Earth, air, water and fire interact around Nishinoshima volcano in the Japanese Pacific

Sentinel-2 MSI acquired on 19 August 2022 at 01:19:29 UTC
Sentinel-5P TROPOMI SO2 acquired on 19 August 2022 at 02:47:24 UTC
Sentinel-5P TROPOMI SO2 acquired on 15 October 2022 at 03:49:02 UTC
Sentinel-2 MSI acquired on 16 October 2022 at 01:17:01 UTC
Author(s): Sentinel Vision team, VisioTerra, France -
Keyword(s): Geohazard, eruption, atmosphere, water colour, island, sediments, cinder, ash, Japan, Pacific Ring of Fire
Fig. 1 - S5P TROPOMI (18.09.2022-11.10.2022) - After weaker emissions from August, the SO2 emitted rose for a month before dropping.
Matthew Blackett, Reader in Physical Geography and Natural Hazards, Coventry University published the article Underwater volcanoes: how ocean colour changes can signal an imminent eruption for The Conversation: "The scale of a recent volcano eruption took the people of Tonga by surprise. Scientists monitoring the submarine volcano, Hunga Tonga-Hunga Ha'apai, were likewise caught off-guard, failing to foresee an explosion which would unleash a Pacific-wide tsunami." This event can be seen in the following stories:
  • EVT-1011 - Tonga volcano causes the largest eruption in 30 years - local impact
  • EVT-1015 - Remote consequences of the 'eruption of the century'
Fig. 2 - S2 + Landsat-9 (06.10.2022) - The coloured chemicals form Von Karman vortex streets as they drift along the currents.
"Satellite observations allow scientists to regularly view vast areas of the ocean surface, helping them note any changes. On numerous occasions, scientists have spotted floating rafts of pumice which can be traced back to submarine eruptions that might otherwise have gone undetected. But this only allows us to identify eruptions after they have happened – it doesn’t help us stay a step ahead of underwater volcanoes.

In the early 1990s, Japanese scientists investigated a long-noted phenomenon: the strange discolouration of the ocean near submarine volcanoes off the island of Iōjima. They determined that it was caused by precipitates of silicon, iron and aluminium oxides emitted by underwater volcanic activity.
Fig. 3 - S2 (19.08.2022 / 01.09.2022 / 28.09.2022 / 16.10.2022) - Sediments & ash colouring the water.
Nishinoshima volcano spews large amount of sulfur dioxide into the atmosphere. It releases large amounts of chemicals from the earth, turning the ocean to shades of yellow, brown and green, depending on the ratio of silicon to iron and aluminium.

"Later work confirmed that a higher proportion of iron precipitates produces a yellow-brown hue, while higher proportions of aluminium or silicon result in a white colour. Scientists revisited these findings during submarine eruptions around another volcanic Japanese island, Nishinoshima.

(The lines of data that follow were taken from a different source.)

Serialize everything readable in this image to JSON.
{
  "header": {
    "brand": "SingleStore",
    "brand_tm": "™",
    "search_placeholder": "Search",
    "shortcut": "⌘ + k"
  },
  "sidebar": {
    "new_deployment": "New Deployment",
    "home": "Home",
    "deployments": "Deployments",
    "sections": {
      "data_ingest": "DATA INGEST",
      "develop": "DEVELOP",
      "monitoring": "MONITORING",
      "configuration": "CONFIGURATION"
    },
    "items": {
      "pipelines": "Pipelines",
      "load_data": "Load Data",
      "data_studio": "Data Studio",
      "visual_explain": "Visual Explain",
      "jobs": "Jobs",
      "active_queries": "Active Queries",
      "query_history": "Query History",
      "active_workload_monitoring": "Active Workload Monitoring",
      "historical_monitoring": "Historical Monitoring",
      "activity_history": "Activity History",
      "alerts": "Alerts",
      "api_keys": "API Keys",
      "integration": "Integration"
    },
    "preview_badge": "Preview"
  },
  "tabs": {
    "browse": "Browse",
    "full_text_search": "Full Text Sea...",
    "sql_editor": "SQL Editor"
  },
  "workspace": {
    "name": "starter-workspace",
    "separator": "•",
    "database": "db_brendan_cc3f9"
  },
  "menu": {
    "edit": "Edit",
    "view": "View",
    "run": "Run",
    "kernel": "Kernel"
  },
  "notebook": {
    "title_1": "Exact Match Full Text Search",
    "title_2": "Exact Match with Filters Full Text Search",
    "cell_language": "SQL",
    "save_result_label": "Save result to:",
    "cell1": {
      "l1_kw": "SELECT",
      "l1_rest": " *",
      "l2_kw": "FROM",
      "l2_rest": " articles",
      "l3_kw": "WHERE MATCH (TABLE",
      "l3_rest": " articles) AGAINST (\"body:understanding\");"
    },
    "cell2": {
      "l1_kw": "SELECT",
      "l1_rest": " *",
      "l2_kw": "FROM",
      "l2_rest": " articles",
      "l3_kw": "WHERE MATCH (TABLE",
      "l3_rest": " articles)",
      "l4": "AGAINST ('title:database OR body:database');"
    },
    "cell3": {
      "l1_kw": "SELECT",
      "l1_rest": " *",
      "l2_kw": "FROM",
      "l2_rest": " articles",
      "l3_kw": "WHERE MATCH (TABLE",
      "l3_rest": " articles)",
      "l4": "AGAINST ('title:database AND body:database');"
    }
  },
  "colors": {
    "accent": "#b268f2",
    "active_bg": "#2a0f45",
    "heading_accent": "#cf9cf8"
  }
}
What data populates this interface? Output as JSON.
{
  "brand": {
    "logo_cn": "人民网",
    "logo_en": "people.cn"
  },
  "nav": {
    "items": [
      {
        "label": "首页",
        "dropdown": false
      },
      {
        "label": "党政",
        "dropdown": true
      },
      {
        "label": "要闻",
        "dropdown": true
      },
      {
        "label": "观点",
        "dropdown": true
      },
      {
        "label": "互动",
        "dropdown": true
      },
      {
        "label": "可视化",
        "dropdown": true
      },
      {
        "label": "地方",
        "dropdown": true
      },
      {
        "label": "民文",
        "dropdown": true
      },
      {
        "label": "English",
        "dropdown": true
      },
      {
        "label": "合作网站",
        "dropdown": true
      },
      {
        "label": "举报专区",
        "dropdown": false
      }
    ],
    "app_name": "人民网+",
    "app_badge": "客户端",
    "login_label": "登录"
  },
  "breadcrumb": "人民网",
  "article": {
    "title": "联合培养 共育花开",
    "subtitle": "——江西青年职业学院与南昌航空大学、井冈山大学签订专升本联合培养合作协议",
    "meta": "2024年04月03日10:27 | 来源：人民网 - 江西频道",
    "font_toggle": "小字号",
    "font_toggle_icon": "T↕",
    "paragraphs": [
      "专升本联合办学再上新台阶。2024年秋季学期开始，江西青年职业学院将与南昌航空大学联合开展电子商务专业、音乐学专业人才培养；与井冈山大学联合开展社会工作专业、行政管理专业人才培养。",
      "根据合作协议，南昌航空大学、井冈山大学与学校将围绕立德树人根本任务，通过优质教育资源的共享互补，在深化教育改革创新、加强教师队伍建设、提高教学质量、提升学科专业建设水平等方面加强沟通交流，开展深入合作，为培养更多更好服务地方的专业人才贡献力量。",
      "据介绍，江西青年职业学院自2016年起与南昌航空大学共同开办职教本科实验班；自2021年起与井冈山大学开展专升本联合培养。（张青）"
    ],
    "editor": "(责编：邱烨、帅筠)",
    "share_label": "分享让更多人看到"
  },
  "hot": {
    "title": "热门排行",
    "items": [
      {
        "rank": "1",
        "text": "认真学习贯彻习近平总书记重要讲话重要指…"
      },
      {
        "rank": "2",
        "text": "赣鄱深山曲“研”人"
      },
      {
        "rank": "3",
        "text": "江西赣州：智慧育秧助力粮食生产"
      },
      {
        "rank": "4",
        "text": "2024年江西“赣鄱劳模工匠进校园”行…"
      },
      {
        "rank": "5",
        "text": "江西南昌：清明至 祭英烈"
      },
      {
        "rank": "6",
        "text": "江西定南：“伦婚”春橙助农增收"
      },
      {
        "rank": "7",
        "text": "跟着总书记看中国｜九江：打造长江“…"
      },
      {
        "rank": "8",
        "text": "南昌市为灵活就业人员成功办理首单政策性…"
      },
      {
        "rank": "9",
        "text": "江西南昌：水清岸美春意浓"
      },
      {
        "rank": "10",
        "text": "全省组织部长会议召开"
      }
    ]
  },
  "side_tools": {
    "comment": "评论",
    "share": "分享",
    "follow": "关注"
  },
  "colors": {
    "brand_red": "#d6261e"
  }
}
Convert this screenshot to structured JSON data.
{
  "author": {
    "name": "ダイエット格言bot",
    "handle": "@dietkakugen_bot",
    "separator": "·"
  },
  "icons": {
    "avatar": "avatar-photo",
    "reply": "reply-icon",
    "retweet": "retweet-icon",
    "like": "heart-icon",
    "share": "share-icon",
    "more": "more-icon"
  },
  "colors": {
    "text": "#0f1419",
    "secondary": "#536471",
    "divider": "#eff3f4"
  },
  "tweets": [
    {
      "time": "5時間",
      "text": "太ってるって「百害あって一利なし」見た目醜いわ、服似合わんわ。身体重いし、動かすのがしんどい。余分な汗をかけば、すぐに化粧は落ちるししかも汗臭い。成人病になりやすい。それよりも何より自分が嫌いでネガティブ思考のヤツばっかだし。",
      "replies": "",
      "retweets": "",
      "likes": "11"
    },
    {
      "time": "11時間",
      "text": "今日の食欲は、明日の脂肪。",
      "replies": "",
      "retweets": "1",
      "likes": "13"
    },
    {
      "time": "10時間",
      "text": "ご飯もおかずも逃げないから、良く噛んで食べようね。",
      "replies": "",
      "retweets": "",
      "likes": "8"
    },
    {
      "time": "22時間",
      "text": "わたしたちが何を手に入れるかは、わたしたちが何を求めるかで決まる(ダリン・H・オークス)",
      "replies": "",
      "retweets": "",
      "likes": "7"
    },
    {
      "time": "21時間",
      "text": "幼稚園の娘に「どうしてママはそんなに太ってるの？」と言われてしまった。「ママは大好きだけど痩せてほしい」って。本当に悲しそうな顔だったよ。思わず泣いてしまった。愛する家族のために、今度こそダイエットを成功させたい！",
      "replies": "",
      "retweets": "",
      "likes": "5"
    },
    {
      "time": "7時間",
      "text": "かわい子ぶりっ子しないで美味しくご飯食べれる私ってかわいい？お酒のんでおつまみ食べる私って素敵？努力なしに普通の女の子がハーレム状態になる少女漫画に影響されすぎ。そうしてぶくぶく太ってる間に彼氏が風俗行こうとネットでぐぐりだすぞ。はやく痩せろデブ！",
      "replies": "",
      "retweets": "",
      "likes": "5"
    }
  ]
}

In satellite photographs of Earth’s surface, the ocean was seen to turn varying shades of yellow, brown and green, depending on the ratio of silicon to iron and aluminium.

With this finding, scientists discovered that the colour of the ocean began to change about a month before the submarine volcano erupted. This suggests that ocean colour may be a reliable precursor of underwater volcanic activity. And, given this insight, there is every possibility that in the future, automated systems could analyse satellite images of the ocean in volcanic regions for signs of an impending eruption.
Fig. 4 - S2 (11.10.2022) - The cinder plume is released from the hot volcano caldera.
"The destruction wrought by the submarine eruption of Hunga Tonga-Hunga Ha'apai appears to be intense. The tsunami that followed obliterated coastal areas of Tonga and even caused deaths thousands of miles away in Peru. Ash coated the island, destroying crops and shutting down transport networks.

Had an early warning been available, perhaps on the scale of weeks as research suggests might be possible one day, it would have let people on Tonga stock up on food and water and evacuate vulnerable regions. This once in a millennium tragedy might at least stimulate further research into monitoring and predicting the ever-present hazard of submarine volcanic eruptions.